The Learning Tree
In a 1969 review of artistic renaissance man Gordon Parks’s The Learning Tree, based on the director’s own novel, Roger Greenspun of the New York Times praised the film’s beautiful cinematography (maybe paying tribute to Parks’ status as master photographer) but deemed the plot cliched and the acting merely serviceable at best. This might be true, but, these two prerequisites for bourgeois drama aside, the film has something important and unique to offer in the pantheon of films about young boys in overalls learning life’s tough lessons. Parks’ film, the first African-American feature to be financed by a major studio, paints a rare picture of rural black boyhood and coming of age within a complex web of relationships between black and white townspeople during the 1920s in a small American farming community. While the performances do come off a bit muted and the plot resembles, at moments, junior high assigned reading—consciously or not, both the story and the acting combine to achieve a Brechtian effect which allows for subtle and not so subtle systemic and psychological dimensions (whether they hold water or not) to emerge from the fog of sentimentality.
The near pathologizing of the actions of Newt, the young boy at the film’s center, and Marcus’, his violent “twin”, is problematic, relying sometimes (but not always) on a simplistic model of causality. Rather than being the last word on nature versus nurture however, the ambiguity the film presents at its best moments invites thinking. The learning tree Newt’s mother speaks of is complicated, and what one discovers as they explore it and its many lessons is that people and their place in society and the world at large is complicated as well. Life requires thought and consideration, which Parks’ dramatizes through the young Newt’s often pensive expression and slow and deliberate performance.
Parks’ film shows both brutality (police killing unarmed black men and beating prisoners) and tenderness (Newt’s shy dignity and his Uncle Rob’s poetic daydreaming) and his film’s aesthetics are both conventional and formally unexpected. Pervasive dissolves and match-cuts, which bring to mind formally daring counterculture classics of the era such as Easy Rider (1969) and Sweet Sweetback’s Baadasssss Song (1971), create a dreamy stream of consciousness, the film’s episodic structure evoking wandering thoughts, remembering, thinking.

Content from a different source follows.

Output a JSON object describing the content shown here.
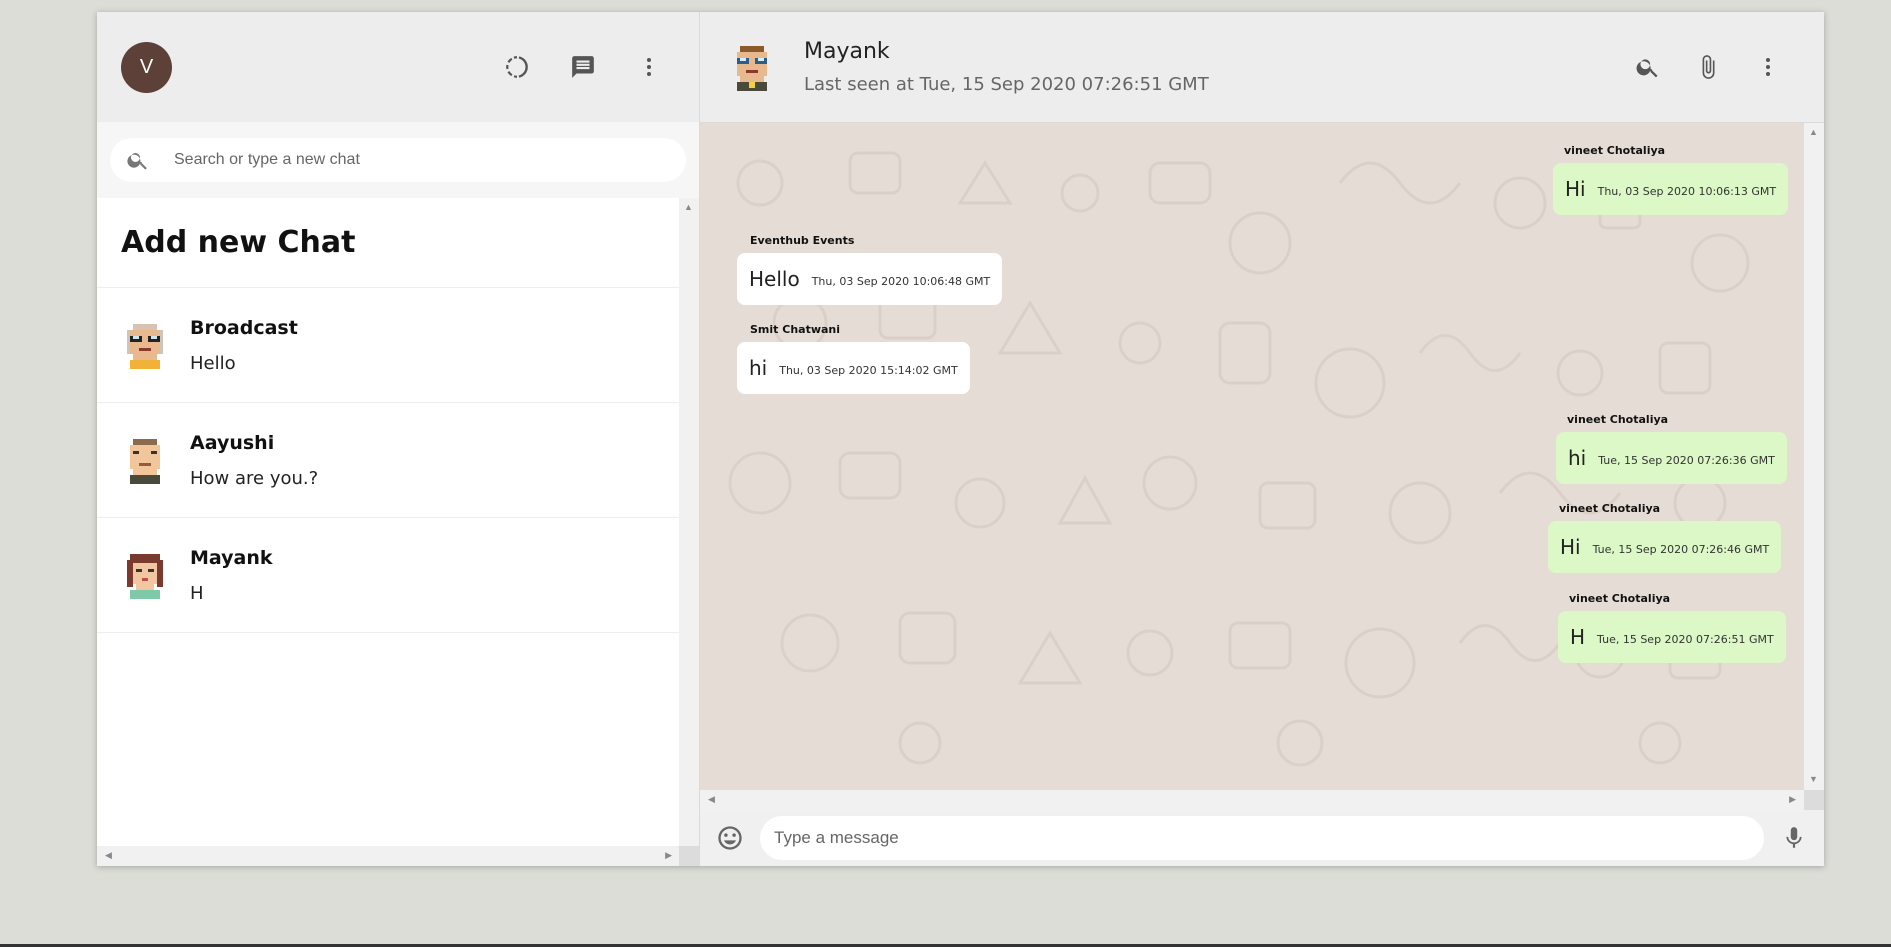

Parks’s vision of reality is one of dependent and interdependent experiences and individuals, and for all The Learning Tree’s nostalgia and schmaltz, it succeeds in presenting a complex, maybe necessarily, imperfect picture of the world that is closer to truth than perfection.